Fittings are needed whenever you want to attach, adapt or adjust piping or tubing in HPLC systems. Fittings have two primary functions: They prevent liquid or gas from leaking out of the flow path and they hold tubing in place against opposing pressure. Chromatography supplies and accessories like fittings, tubes etc. have a big impact on the performance – so take your time to identify the correct type of fitting you need for your application.

What are fittings?

A fitting is a system that consists of a nut and a ferrule. In one-piece fitting systems, the nut and ferrule come as a single piece. The nut provides the driving force that causes the ferrule to seal. One important feature of nuts is the threaded portion, which allows nuts to mate with the receiving ports. Most nuts have external threads (threads are on the outside of the nut). 

Thread call-out 

The so called „thread call-out“ describes the thread on a fitting and shows two numbers. The first number refers to the diameter of the thread and the second number tells how many threads per inch you find on the nut. In high pressure applications, 10-32 threaded nuts are very common: denser threads mean more threads to “share the load“.  

Different types of fittings

Various kinds of fittings are used in laboratory systems: flanged and flangeless, metallic and non-metallic, high-pressure and low-pressure, flat-bottomed and coned, internal and external or wrench-tightened and finger-tightened.

One main characteristic of nuts is their head-geometry. To tighten hex head and wrench flat nuts you need to use a wrench. Fingertight fittings feature a knurled head or wings – you can easily tighten those fittings using no other tool than your fingers. 

Flanged fittings are often used in low-pressure applications. Most low-pressure receiving ports do not have a coned or “tapered” internal surface and require fittings that make a seal on the flat-bottom feature. Therefore, the flow path tubing is flared out at the end. However, in a flangeless connection, typically a separate fitting and an external compression ferrule are used. 

Which fitting to use in your system

To choose the best fitting for your application, first consider what the fitting is supposed to do and how the fitting will be used. Do you need it to hold high or low pressure? Do you plan to connect a piece of tubing to a receiving port and rarely take it out or do you want to use the tubing in multiple locations? Here, the material of the fitting needs to be considered. 

A number of parameters come into play when you decide which ferrule to use. Factors such as threads of the receiving port, the size and type of tubing used, the material from which the port is made and the amount of pressure expected need to be considered. Also, the head geometry (e. g. knurled, hexagonal, square or winged) and the threaded portion (which allows nuts to mate with their receiving ports) are relevant. Another aspect is the overall length of the nut: long nuts are ideal for use in angled ports to increase the gap between adjacent fittings.

Plastic or metallic fittings

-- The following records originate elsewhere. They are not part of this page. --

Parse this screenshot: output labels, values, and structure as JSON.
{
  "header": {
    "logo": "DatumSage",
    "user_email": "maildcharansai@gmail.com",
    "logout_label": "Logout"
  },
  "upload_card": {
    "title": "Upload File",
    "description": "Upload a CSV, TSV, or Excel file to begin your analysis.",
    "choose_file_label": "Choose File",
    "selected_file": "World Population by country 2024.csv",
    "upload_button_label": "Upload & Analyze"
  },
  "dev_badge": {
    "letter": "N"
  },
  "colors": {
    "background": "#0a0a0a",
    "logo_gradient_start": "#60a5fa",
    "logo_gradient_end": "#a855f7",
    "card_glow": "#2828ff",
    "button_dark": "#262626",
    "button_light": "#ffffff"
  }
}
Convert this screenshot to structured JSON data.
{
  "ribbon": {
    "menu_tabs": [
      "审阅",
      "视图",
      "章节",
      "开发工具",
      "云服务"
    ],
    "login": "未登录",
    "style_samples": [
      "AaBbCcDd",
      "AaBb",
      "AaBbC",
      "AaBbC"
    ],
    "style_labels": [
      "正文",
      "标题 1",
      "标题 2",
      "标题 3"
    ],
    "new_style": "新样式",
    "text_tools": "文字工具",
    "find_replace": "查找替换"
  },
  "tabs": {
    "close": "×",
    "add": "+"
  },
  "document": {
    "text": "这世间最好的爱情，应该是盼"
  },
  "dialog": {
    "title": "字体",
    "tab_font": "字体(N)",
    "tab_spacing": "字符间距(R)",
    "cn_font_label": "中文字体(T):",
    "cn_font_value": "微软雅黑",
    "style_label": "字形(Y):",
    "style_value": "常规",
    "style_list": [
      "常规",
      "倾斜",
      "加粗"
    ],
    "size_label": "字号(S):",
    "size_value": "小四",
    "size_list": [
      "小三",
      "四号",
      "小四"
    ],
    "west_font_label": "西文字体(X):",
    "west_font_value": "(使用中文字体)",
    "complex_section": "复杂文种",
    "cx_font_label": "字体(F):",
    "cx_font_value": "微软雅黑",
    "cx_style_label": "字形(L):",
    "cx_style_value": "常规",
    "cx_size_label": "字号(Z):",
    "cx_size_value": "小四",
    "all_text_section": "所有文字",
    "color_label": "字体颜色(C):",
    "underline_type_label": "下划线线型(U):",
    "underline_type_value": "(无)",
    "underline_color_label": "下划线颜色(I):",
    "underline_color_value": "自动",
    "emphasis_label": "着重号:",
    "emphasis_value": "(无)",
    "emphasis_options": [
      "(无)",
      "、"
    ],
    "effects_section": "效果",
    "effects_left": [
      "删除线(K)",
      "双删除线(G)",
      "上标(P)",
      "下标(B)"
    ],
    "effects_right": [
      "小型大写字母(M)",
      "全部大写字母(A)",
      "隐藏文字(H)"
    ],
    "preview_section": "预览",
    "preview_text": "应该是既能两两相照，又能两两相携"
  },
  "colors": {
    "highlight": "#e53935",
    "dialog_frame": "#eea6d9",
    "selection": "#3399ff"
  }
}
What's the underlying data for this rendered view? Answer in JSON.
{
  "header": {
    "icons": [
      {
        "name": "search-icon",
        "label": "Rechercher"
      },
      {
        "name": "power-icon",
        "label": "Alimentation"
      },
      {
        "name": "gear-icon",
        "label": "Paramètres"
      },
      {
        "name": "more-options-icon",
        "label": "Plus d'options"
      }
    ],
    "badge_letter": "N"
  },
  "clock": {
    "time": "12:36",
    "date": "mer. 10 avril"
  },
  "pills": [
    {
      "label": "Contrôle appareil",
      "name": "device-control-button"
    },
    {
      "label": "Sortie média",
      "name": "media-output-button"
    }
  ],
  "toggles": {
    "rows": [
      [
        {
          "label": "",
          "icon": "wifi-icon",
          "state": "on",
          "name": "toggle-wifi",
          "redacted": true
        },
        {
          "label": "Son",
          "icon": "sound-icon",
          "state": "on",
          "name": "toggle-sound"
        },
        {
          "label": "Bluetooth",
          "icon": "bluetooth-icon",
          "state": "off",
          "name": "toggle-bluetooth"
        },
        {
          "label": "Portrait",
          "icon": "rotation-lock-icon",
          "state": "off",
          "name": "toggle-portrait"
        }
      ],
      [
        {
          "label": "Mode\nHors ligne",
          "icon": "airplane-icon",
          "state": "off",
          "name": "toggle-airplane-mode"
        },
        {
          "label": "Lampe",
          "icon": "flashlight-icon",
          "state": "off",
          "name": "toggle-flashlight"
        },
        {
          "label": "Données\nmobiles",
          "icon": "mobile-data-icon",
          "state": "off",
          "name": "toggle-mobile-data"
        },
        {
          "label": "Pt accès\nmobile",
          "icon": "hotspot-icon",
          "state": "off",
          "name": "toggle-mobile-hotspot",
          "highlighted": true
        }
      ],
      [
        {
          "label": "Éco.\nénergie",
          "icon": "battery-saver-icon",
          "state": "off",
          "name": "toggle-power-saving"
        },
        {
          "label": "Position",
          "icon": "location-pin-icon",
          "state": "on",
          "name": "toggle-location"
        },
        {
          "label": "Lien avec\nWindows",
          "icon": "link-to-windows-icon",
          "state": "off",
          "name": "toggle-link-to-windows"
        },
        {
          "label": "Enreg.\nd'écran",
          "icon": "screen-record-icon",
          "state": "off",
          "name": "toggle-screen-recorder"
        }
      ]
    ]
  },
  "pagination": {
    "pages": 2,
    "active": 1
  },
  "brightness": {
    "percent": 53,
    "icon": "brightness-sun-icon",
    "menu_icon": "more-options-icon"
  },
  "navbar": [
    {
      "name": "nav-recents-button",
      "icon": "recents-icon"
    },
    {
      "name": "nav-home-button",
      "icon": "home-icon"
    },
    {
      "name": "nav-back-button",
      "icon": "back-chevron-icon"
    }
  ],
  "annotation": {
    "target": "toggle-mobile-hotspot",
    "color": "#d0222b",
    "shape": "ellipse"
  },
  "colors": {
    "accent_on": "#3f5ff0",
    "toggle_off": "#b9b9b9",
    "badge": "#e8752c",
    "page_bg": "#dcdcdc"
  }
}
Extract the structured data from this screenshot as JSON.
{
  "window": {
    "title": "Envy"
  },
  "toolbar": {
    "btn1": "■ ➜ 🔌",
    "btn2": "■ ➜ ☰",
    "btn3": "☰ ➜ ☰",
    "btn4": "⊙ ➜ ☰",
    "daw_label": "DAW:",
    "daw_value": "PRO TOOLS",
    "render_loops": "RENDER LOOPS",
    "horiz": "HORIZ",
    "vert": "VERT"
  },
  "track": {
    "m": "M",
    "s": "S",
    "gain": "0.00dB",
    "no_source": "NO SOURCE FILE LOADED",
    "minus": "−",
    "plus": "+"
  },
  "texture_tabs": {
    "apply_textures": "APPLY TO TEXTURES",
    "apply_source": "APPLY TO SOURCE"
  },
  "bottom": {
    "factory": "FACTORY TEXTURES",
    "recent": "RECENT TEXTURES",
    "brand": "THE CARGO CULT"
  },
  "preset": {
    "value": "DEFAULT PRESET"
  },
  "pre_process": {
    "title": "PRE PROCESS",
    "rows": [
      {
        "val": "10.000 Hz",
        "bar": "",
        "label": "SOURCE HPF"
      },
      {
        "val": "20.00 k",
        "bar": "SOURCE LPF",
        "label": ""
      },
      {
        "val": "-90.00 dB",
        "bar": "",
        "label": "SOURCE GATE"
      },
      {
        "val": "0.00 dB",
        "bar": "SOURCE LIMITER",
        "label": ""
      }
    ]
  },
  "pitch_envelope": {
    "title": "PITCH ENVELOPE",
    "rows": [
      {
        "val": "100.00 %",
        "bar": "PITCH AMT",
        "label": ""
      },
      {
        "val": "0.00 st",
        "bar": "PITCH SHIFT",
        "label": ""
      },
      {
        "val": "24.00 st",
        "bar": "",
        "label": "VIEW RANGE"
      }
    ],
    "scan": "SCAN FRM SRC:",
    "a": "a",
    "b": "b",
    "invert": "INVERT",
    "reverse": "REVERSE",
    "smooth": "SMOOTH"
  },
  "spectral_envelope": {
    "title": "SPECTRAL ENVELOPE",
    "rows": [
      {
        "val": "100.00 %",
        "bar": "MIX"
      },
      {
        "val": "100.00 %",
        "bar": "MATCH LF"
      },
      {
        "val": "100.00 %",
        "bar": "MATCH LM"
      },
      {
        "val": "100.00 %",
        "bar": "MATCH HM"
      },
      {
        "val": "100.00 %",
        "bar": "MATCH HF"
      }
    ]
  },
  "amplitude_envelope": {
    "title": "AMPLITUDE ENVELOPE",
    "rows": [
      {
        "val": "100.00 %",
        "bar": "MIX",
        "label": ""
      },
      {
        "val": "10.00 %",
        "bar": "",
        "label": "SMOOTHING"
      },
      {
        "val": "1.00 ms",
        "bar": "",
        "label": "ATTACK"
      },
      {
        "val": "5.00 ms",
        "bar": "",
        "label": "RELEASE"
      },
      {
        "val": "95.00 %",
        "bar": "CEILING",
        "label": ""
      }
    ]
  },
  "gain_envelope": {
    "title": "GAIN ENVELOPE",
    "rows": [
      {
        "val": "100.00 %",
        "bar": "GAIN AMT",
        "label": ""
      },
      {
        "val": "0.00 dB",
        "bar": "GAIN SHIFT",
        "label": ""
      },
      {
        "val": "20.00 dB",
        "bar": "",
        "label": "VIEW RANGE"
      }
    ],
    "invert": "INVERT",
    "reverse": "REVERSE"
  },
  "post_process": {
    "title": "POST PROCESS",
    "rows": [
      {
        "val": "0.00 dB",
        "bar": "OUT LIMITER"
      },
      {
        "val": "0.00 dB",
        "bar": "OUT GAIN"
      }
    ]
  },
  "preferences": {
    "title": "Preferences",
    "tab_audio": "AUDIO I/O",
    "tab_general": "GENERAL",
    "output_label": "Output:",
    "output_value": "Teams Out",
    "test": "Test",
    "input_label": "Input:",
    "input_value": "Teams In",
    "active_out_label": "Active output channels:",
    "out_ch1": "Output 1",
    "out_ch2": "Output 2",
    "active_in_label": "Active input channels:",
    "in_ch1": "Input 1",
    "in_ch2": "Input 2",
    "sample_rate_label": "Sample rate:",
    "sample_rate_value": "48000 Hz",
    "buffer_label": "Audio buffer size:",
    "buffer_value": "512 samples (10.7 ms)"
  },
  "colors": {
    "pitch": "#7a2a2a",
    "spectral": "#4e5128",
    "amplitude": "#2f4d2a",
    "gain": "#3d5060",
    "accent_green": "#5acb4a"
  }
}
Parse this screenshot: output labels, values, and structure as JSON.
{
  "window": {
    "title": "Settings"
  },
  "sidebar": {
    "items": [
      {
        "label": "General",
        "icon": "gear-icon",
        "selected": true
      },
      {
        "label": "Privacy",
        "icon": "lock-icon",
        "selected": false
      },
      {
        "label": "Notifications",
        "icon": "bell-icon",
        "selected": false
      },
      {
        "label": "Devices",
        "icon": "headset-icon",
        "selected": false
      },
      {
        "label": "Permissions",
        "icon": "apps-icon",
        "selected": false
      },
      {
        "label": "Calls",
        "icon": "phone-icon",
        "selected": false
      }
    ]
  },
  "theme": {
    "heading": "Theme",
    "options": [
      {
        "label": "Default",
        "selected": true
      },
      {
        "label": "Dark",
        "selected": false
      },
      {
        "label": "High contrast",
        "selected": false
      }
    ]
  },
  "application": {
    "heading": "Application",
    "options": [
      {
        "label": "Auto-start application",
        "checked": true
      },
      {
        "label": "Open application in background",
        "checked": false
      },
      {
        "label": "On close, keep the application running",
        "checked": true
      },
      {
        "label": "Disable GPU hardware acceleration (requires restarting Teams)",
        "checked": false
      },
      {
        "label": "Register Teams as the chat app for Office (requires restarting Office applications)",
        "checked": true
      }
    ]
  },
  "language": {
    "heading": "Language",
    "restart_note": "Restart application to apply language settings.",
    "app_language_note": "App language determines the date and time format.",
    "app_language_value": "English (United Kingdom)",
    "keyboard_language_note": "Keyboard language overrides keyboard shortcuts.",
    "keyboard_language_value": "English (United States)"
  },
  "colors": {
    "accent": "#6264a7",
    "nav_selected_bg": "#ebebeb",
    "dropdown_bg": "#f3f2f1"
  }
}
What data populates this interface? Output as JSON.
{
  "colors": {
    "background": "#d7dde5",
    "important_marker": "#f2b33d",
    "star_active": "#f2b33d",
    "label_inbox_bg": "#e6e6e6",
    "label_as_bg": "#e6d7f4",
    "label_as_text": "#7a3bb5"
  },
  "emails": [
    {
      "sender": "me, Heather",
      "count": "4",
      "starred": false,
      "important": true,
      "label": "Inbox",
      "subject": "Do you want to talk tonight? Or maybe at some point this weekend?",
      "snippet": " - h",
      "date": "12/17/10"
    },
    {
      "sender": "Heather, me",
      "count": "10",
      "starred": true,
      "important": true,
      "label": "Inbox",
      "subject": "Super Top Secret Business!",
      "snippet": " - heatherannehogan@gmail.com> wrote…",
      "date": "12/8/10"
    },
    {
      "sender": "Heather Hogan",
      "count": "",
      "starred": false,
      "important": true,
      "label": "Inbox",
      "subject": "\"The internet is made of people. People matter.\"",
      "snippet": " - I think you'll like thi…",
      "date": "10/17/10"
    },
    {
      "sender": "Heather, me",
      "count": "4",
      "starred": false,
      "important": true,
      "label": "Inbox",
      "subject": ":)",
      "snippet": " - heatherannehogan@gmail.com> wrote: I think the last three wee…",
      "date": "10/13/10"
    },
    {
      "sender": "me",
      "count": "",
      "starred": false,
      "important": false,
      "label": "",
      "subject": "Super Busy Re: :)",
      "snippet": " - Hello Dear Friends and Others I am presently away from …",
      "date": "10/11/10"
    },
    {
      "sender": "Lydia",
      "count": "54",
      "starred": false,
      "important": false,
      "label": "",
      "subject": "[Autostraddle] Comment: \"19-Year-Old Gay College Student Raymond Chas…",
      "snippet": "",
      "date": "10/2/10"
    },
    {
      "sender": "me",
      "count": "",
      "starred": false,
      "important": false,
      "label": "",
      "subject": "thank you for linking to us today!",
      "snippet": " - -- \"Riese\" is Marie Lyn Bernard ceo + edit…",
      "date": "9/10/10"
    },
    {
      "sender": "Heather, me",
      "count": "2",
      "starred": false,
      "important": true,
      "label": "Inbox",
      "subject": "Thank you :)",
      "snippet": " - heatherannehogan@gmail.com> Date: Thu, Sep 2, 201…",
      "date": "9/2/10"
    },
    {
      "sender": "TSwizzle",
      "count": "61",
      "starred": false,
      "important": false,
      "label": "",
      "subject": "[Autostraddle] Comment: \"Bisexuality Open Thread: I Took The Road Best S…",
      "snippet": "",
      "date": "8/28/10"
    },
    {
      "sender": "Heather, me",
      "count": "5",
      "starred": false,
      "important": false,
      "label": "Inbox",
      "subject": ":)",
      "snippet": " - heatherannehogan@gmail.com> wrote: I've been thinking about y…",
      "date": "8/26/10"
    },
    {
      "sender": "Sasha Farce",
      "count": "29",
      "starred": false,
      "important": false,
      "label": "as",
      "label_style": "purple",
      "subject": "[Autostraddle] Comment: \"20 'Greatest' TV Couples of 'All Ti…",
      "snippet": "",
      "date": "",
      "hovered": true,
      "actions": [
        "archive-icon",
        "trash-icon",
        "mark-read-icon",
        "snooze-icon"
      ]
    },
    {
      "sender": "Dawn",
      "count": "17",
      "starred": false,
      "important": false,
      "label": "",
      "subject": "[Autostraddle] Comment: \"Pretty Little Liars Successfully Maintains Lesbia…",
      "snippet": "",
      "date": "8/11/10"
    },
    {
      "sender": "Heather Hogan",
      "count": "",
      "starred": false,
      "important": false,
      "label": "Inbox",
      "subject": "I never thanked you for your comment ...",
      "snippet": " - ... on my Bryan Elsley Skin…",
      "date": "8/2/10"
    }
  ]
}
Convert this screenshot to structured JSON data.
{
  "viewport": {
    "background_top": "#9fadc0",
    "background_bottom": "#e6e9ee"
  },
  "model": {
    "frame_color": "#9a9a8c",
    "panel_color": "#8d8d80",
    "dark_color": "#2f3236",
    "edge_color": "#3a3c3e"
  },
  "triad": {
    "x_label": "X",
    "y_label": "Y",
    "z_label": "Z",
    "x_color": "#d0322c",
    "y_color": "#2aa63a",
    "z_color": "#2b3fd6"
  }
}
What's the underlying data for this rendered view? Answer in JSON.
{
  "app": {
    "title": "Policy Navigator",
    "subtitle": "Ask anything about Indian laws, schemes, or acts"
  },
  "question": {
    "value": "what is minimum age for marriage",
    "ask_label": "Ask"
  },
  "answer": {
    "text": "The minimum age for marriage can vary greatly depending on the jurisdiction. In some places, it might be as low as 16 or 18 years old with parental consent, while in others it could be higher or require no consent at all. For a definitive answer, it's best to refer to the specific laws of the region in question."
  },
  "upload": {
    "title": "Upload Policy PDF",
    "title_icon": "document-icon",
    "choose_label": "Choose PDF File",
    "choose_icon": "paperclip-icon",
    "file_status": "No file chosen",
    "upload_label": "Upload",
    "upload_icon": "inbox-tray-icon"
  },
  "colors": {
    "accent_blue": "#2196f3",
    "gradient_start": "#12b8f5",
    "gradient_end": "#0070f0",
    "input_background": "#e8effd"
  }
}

Plastic fittings: You can use a plastic fitting with nearly any type of tubing. Just make sure the fitting will hold more than the pressure you expect with your application and your tubing is suited for the style of connection you want to make (e. g. external compression, internal expansion, etc.). Polymer fittings offer superior chemical compatibility and can hold to most required pressures. A wide variety of polymer fittings is available. Polymer fittings are reusable. If you want to use the tubing in multiple locations, or if you expect to make frequent connections with the fitting, a polymer fitting suits your needs perfectly.

Commonly used polymers are PEEK, PP, PCTFE or Delrin.

Metallic fittings: For UHPLC or other super high pressure applications, most analysts prefer metallic nuts and ferrules or other specialized fittings designed for high pressures. Metallic fittings should not be used on plastic tubing. When a metallic fitting crimps down on plastic tubing, it firmly squeezes the tubing wall and can cause severe damage. If you plan to connect a piece of tubing to a receiving port and rarely take it out, a stainless steel fitting might be a good option for you.